The latest data shows first home buyers are re-emerging in the property market. As of September, 17.4 per cent of purchases were first home buyers - up slightly from August, and a real improvement from the 12 per cent they represented a few years ago.
A couple of trends are driving this. Banking policy is making the market attractive for property investors, so there's less competition. Additionally, new first home buyer incentives in New South Wales and Victoria have eased the pressure in two of the hottest markets.
But if you're still struggling to get your foot onto the property ladder, don't lose heart. Here are a few tips to consider as you look towards 2018 and set some financial goals.

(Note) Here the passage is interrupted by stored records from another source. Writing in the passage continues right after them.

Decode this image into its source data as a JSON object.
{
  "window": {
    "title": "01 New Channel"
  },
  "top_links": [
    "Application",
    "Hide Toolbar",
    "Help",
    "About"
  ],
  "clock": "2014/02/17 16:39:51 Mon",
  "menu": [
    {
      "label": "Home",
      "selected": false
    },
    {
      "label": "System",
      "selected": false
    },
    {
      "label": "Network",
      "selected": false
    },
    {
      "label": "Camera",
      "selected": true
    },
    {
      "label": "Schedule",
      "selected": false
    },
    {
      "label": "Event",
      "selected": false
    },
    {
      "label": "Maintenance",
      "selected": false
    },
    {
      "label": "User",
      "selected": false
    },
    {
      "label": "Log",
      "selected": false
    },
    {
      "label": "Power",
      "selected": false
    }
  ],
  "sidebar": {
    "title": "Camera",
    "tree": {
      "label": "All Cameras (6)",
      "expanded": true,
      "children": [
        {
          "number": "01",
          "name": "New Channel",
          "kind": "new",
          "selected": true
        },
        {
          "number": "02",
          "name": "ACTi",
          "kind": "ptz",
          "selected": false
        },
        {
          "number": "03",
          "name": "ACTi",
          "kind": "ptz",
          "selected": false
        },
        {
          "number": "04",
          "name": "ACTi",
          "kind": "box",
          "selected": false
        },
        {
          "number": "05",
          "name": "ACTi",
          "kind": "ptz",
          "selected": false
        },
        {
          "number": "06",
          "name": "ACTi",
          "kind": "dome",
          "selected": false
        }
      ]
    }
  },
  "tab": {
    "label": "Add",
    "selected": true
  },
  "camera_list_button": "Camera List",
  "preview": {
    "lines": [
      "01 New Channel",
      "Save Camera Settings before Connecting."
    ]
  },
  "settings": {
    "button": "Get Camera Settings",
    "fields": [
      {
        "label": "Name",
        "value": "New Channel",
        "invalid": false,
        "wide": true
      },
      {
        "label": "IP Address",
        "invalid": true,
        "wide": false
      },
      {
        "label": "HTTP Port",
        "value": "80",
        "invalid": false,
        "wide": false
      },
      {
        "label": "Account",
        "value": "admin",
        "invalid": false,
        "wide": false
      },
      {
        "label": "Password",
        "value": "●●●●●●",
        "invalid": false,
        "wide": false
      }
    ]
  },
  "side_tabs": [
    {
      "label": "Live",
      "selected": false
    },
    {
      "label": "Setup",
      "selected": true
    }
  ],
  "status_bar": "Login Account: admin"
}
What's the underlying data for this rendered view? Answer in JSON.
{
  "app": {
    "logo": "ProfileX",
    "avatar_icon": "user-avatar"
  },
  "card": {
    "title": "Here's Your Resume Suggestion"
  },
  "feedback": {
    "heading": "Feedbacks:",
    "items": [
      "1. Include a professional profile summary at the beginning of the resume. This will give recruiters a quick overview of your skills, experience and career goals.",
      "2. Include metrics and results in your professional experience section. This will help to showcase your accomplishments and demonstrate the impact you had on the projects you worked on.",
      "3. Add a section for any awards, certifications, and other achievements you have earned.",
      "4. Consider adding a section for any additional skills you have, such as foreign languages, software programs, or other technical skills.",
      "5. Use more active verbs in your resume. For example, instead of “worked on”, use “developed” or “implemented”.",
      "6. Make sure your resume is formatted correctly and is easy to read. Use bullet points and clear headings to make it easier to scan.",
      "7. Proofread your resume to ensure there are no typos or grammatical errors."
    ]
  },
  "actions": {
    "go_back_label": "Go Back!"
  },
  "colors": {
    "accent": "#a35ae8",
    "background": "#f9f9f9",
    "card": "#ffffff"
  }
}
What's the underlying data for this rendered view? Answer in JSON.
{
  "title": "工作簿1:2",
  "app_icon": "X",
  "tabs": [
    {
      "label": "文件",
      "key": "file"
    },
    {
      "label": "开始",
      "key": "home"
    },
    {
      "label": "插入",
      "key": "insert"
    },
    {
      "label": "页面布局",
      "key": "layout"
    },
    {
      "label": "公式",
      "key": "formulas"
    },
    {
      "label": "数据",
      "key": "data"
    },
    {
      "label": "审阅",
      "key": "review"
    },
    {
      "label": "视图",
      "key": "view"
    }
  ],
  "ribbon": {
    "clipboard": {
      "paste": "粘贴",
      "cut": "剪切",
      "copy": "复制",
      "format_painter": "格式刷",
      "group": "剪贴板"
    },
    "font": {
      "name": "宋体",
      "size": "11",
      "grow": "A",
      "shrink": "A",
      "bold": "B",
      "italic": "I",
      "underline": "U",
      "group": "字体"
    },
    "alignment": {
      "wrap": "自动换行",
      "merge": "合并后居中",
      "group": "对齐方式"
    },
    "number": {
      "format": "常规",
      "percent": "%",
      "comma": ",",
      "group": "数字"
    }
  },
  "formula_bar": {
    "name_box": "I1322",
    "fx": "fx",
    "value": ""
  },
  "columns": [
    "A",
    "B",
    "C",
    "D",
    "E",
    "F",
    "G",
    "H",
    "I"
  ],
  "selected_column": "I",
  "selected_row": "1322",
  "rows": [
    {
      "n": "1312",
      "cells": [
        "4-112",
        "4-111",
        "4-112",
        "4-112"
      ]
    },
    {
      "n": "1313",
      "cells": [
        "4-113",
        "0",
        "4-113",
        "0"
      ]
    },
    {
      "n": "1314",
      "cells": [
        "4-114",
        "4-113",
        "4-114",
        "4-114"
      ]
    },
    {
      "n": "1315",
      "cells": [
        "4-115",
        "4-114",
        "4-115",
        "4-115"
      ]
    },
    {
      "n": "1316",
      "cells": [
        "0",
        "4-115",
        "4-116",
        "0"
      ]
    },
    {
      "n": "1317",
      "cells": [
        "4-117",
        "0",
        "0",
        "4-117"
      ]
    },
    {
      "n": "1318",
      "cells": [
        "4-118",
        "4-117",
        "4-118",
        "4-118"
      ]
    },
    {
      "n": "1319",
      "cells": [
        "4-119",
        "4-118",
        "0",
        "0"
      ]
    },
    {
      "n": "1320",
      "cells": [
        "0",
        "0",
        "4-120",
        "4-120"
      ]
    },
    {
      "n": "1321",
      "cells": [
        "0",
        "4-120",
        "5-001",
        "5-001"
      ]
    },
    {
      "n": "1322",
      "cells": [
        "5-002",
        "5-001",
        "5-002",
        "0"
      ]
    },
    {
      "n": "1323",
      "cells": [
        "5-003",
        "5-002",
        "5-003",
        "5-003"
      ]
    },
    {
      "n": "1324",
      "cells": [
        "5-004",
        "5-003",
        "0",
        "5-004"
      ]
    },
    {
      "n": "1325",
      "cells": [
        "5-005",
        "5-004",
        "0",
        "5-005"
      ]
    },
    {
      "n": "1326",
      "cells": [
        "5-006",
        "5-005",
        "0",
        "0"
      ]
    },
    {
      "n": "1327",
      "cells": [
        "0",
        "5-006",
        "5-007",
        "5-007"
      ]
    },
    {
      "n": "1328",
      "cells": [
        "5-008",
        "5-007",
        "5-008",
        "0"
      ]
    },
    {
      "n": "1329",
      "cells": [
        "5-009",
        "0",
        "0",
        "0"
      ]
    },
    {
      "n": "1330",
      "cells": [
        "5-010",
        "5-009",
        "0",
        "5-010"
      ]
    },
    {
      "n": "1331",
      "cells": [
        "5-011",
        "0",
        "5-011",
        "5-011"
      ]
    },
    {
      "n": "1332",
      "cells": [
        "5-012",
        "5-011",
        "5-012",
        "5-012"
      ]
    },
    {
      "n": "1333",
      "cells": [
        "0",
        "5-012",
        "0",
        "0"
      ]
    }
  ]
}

Advice: good advice is still the best starting place for a first home owner. Find a mortgage broker - or another trusted expert - and understand the basics of what you're aiming for, including mortgage repayments, deposit size, your household budget and government grants. Understand all your options.
Deposit: most first home buyers have to save. The best way is to set a goal, open a designated high-interest saving account, and make regular contributions to it. The best savers are also budgeters - they construct household finances around the savings goal. Be positive about saving: the greater your deposit, the greater your choices.
Servicing: the lender takes your income and living expenses, and determines the maximum mortgage repayments you can make. In the past, you could often estimate your household expenses - now, lenders want evidence of your spending patterns. So, you need to get serious about sticking to your budget, well ahead of applying for a loan.
Credit: first home buyers should beware of saving for a deposit while also using credit cards. Those cards count against your serviceability (the limit, not the balance) and missed payments can affect credit scores. In the lead-up to your application, pay off debt, reduce your credit limit and make all payments on time.
Rent-vesting: OK, so you can't buy where you want to live? Instead, buy an affordable investment property, and rent in the postcode you want. The deposit and repayments will be lower for a cheaper property, and you'll be into the property market with a tenant helping with mortgage repayments.
Family guarantee: if saving a deposit is the major impediment to buying a home, think about the family options. Family members can give you the money, as long as it doesn't have to be repaid; a family member with property can go guarantor on the loan, meaning their property can act as security; a family member can be a co-borrower, in which the loan is jointly re-paid.
In the end, everyone who buys property finds it hard and time-consuming. Your challenge is new but not unique. The best you can do is be well-researched, well-advised and well-prepared.
And always remember, with property you're playing a long game. It's an asset that gives you security, a place to live and wealth-creation opportunities over your lifetime.
So don't be demoralised: saving for a deposit might take a few years, but the benefits last for decades.
Mark Bouris is executive chairman of Yellow Brick Road.